"We've been working with JWT creatively for about five and a half years, which is a long time in the agency world," the spokesman said. "They've done some great work for us, but in the last year and a half or so, it has leveled off and hasn't been as productive for us as we would like. We've decided together to part company, as both of us could do better focusing on something else." He said the fact that the marketer is retaining JWT and MindShare on its roster "is a clear indication things are very amicable."
Insiders at JWT confirmed the split was amicable and said they were proud to have helped build the business twofold in the time the agency has worked for the pizza chain. However, the insiders also said the two companies no longer see eye to eye about what is best creatively for the Domino's brand.
The marketer hasn't finalized plans for how it will conduct the review or which agencies will be invited to participate.
Struggling to retain share
Domino's has struggled to retain share in a hyper-competitive pizza market that is facing even more competition from supermarkets and other restaurant categories that have added takeout service in recent years. The marketer posted a 2.9% domestic same-store sales dip in the first quarter, largely on weak franchised stores, after dropping 4.1% in 2006. Sales are stronger outside the U.S. In the $28.5 billion industry, Domino's sales in 2006 were $3.2 billion, with 11% market share, down from 12% the year before.
Meanwhile, sales at category leader Yum Brands' Pizza Hut have improved, as have those of No. 3 Papa John's, and growth has surged among the smaller players such as Little Caesar's and Cici's Pizza.
With Papa John's positioned among the big three as more "gourmet," while Pizza Hut and Domino's compete on value, Domino's is losing in basic blocking and tackling against Pizza Hut and independents.
Recently, Domino's began offering choices of toppings, crusts and sauces, a variety already offered by other players.
Popularity of pizza
"Pizza really does have stiff competition from independents who do a good job locally and in the neighborhoods," said Darren Tristano, exec VP, Technomic, noting that the category grew only 2.9% in 2006 on growth of 1.7% in 2005. "A big part of that is pricing.

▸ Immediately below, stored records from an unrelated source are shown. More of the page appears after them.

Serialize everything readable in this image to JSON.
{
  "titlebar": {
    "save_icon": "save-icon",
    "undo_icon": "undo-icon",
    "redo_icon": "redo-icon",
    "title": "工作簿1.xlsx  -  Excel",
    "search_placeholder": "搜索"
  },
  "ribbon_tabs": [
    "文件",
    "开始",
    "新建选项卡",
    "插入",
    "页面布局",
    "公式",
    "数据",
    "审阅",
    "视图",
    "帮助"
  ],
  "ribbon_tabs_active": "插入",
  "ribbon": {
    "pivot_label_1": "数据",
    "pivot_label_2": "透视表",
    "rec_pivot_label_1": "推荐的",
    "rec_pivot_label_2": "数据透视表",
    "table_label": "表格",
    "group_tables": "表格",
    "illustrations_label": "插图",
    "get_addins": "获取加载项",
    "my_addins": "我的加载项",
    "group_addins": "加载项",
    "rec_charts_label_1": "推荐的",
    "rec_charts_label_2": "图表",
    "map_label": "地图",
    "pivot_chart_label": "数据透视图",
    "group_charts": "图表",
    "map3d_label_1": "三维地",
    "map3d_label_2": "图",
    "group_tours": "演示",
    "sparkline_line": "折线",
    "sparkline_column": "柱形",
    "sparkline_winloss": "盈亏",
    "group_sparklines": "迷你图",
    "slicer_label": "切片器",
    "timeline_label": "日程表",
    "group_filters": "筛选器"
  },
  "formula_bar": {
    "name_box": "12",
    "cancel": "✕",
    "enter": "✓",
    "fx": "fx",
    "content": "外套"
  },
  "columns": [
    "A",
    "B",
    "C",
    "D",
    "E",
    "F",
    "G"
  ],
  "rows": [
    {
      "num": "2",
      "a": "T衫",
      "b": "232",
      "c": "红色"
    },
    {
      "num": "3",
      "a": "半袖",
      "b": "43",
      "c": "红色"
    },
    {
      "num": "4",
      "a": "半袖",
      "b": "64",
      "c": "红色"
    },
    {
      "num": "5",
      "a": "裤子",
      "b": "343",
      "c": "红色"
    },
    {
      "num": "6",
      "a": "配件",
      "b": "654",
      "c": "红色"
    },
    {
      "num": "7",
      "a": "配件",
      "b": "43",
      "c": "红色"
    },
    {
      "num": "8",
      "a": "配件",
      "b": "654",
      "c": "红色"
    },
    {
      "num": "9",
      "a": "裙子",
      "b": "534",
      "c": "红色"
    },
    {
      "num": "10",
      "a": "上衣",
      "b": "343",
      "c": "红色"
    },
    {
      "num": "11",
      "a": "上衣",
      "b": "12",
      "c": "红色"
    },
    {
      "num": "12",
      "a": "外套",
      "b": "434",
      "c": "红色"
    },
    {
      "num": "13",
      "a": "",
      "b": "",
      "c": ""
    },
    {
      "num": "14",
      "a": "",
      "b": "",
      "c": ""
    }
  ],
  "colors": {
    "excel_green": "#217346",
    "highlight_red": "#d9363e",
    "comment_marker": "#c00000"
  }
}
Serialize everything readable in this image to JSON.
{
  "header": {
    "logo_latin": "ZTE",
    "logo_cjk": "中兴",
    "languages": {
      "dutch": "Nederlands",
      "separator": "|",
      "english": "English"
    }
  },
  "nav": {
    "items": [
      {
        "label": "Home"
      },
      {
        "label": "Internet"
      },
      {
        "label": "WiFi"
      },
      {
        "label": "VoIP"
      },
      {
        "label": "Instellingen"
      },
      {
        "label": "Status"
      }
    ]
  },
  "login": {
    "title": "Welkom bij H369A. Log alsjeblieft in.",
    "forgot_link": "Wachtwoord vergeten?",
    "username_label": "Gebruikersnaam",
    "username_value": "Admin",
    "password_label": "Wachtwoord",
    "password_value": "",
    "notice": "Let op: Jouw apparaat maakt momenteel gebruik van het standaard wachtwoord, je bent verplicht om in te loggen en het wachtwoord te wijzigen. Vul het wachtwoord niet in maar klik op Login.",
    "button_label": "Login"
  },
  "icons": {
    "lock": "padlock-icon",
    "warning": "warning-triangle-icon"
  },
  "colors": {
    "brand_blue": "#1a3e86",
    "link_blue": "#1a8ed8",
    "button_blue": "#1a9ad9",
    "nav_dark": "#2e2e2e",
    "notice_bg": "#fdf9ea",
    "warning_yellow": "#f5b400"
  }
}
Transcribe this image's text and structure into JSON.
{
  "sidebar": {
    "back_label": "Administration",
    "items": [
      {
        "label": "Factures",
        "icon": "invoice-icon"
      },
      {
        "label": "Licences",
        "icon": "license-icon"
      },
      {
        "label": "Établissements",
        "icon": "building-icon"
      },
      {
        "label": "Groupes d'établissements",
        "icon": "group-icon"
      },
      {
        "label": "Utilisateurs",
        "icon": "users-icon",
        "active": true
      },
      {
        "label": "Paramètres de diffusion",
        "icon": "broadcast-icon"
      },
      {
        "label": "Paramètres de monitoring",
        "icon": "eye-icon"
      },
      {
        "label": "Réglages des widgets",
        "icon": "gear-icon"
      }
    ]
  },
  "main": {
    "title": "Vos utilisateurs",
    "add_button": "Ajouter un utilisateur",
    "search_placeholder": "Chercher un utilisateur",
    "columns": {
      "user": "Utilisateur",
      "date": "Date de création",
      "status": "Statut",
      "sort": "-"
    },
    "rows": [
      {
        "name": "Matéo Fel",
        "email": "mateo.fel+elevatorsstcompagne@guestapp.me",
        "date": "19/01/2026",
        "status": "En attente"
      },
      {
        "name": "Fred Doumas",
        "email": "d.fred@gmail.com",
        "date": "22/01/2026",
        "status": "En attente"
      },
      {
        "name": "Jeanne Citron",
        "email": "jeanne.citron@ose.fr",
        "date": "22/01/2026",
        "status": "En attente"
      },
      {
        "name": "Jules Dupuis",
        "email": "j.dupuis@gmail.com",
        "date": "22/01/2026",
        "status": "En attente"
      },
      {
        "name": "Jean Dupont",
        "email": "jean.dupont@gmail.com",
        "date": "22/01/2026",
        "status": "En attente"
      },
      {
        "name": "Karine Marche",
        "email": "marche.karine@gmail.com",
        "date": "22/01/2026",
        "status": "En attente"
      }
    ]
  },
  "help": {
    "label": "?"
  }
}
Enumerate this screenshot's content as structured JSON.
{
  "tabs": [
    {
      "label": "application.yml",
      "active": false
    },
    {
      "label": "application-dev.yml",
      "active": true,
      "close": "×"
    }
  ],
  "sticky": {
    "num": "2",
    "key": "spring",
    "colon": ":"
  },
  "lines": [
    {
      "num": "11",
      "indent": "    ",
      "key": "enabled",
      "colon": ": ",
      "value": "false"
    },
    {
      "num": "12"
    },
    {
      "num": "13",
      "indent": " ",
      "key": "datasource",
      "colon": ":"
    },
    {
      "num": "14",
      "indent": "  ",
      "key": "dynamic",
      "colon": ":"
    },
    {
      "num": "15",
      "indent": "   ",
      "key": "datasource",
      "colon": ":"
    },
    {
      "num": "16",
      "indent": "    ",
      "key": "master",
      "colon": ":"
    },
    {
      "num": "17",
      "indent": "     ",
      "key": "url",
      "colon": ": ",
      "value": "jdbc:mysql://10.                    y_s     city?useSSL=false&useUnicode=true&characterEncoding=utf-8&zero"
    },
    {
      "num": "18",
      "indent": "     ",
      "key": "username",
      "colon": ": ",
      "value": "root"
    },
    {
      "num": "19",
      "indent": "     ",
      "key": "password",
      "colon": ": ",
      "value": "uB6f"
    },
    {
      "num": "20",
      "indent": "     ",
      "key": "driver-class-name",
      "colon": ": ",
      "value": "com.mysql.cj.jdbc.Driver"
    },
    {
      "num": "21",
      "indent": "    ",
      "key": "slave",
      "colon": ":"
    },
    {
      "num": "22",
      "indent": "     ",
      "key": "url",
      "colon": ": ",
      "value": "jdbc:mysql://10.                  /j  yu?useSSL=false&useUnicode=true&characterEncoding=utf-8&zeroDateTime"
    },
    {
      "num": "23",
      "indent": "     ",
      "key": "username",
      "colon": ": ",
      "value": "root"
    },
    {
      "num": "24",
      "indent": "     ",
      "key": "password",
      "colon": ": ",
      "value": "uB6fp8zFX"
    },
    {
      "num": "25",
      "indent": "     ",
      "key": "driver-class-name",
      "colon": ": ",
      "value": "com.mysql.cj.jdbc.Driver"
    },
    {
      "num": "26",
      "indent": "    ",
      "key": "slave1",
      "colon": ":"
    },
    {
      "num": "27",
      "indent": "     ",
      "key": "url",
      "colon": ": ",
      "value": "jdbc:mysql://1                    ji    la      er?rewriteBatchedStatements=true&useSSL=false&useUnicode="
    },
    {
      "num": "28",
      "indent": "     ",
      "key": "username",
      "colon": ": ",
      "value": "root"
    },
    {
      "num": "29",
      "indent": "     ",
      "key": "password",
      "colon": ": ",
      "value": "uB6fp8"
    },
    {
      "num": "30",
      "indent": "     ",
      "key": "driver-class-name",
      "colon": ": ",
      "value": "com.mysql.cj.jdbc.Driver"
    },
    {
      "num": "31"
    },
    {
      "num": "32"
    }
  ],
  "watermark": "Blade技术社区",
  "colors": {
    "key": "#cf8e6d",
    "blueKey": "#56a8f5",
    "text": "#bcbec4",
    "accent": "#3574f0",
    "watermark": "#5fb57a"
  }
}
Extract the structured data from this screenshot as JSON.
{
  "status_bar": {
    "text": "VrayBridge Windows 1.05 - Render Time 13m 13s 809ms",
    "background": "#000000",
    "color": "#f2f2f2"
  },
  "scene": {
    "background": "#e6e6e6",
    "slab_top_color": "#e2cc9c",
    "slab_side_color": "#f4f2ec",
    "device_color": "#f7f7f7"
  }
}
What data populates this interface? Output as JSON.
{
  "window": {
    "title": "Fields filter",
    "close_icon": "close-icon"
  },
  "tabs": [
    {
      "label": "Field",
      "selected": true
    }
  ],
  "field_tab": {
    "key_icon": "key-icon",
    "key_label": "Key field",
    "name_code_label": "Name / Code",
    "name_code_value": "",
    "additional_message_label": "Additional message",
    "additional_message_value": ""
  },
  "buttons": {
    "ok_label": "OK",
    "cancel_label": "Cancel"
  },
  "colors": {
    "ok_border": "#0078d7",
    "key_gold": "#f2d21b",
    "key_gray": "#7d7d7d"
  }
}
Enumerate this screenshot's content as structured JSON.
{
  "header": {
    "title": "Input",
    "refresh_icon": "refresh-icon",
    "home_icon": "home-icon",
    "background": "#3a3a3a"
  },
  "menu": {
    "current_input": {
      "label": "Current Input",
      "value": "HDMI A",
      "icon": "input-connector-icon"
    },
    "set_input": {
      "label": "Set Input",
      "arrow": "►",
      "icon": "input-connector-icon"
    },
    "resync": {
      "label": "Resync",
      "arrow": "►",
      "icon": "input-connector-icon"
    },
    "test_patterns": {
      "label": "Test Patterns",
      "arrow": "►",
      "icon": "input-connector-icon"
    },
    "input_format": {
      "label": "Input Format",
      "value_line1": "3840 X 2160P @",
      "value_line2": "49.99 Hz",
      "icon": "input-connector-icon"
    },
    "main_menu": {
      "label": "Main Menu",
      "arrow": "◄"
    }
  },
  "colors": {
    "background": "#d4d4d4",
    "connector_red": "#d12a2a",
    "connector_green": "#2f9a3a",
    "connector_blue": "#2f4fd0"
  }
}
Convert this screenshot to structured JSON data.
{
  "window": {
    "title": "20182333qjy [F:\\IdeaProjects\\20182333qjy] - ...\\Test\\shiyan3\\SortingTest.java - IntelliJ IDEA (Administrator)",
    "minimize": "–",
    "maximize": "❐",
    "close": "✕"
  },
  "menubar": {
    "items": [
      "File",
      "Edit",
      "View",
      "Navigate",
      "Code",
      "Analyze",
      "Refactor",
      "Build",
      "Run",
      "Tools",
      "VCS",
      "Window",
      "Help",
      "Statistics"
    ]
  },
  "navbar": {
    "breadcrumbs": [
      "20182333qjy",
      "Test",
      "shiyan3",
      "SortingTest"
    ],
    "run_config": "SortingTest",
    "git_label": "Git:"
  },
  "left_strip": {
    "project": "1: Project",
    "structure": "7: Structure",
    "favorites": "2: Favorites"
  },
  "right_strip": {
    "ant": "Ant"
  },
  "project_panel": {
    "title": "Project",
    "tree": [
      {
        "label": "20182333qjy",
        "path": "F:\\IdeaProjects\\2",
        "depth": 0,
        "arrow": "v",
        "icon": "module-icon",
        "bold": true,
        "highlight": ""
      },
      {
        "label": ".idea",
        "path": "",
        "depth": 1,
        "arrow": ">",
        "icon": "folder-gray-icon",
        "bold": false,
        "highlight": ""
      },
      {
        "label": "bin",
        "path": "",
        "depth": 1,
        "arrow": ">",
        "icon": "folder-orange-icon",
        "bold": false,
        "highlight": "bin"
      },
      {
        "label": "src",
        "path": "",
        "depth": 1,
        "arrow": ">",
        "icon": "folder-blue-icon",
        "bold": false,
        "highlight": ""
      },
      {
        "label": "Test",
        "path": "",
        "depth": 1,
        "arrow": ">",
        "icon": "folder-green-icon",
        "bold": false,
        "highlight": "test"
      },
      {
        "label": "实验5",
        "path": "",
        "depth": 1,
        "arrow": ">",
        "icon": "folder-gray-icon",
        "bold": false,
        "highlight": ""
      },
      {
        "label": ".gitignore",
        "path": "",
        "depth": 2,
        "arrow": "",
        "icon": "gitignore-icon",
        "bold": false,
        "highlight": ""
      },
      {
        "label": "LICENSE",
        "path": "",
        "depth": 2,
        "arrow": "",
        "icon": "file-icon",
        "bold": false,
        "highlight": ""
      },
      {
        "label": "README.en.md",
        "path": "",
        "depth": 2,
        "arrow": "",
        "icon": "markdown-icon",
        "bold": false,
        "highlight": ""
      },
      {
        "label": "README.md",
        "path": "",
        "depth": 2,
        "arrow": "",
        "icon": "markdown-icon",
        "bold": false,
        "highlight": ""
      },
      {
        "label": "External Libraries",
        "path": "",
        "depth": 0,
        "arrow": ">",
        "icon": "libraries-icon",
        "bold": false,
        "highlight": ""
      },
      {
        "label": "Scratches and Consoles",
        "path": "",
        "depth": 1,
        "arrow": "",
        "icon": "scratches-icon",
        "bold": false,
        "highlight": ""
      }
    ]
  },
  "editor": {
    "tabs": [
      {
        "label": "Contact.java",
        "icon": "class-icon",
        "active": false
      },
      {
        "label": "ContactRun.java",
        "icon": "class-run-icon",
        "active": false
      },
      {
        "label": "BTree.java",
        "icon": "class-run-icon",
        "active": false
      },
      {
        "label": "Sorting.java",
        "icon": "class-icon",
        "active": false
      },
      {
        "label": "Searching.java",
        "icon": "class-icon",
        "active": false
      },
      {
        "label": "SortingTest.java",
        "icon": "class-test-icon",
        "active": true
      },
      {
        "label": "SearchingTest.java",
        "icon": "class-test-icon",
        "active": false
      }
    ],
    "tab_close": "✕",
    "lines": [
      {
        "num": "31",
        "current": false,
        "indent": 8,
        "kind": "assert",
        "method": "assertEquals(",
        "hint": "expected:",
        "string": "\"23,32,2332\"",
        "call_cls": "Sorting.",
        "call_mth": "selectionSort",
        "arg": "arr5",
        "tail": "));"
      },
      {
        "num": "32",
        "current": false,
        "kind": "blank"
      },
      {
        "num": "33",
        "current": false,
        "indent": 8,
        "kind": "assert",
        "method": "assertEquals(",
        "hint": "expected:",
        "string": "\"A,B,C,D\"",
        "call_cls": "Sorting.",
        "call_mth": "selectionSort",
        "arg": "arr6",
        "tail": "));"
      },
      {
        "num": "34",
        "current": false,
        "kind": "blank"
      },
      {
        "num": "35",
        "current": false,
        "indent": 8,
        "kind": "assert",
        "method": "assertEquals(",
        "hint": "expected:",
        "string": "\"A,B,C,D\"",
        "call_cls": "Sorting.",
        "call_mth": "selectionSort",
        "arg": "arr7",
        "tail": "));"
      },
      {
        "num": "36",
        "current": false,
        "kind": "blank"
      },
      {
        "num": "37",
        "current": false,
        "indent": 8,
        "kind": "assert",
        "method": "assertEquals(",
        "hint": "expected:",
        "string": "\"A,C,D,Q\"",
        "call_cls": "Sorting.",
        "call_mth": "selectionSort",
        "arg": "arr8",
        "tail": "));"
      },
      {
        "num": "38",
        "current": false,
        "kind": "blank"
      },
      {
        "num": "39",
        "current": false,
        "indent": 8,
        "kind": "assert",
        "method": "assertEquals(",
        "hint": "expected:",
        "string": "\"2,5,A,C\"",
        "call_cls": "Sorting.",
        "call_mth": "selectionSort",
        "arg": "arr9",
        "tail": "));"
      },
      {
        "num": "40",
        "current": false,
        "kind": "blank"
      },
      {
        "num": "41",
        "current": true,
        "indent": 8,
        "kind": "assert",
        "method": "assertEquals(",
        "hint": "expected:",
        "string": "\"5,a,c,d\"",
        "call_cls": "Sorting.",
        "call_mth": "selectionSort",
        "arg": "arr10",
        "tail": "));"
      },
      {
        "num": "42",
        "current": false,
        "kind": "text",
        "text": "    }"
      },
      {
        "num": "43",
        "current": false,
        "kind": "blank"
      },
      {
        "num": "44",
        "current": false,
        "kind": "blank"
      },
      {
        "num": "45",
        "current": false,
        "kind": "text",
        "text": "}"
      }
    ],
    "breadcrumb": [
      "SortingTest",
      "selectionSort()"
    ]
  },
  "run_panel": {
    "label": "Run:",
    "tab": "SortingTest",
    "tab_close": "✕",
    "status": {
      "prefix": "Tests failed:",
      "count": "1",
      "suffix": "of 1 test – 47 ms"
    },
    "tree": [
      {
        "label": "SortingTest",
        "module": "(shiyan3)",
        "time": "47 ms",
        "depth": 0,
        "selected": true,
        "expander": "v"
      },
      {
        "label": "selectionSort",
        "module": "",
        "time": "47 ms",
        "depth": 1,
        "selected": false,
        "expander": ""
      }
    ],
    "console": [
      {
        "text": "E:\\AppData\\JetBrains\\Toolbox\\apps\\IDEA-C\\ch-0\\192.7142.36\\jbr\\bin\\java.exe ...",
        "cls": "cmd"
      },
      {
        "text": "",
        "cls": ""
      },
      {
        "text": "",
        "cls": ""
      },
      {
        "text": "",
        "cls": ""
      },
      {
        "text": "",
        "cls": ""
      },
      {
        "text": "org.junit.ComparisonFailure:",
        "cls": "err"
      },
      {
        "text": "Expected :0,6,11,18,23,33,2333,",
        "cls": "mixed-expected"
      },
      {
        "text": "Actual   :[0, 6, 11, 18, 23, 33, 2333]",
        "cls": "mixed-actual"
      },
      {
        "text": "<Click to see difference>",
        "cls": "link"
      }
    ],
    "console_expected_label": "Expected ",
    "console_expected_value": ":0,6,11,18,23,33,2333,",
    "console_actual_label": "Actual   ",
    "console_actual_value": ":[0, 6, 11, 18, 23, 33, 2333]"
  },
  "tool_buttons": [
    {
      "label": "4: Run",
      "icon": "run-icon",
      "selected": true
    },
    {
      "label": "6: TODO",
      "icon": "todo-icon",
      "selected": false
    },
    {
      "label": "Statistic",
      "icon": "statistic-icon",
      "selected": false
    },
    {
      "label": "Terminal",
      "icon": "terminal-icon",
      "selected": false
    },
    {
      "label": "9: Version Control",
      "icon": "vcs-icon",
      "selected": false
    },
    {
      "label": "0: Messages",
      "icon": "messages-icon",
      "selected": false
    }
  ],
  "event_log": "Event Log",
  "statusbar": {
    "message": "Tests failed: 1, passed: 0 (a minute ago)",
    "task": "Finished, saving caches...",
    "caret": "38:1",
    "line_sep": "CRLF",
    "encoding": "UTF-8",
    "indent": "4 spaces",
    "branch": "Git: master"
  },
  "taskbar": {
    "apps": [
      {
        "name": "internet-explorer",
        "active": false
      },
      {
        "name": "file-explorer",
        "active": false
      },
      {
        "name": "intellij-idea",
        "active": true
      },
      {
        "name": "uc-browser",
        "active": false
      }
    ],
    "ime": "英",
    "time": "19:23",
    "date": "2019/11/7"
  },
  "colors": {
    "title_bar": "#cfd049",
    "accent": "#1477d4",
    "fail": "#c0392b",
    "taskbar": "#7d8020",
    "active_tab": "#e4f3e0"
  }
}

It's definitely become a tug of war for traffic."
"Pizza has been traditionally the delivered product, and with all major chains going to takeout, there's a lot more variety in what you can order to bring home and consume," he said. "It's not really to-go -- it's food purchased at restaurants and consumed at home, when pizza really owned that space years ago. Now were seeing everybody get into it."
Brought to you by: The Trade Desk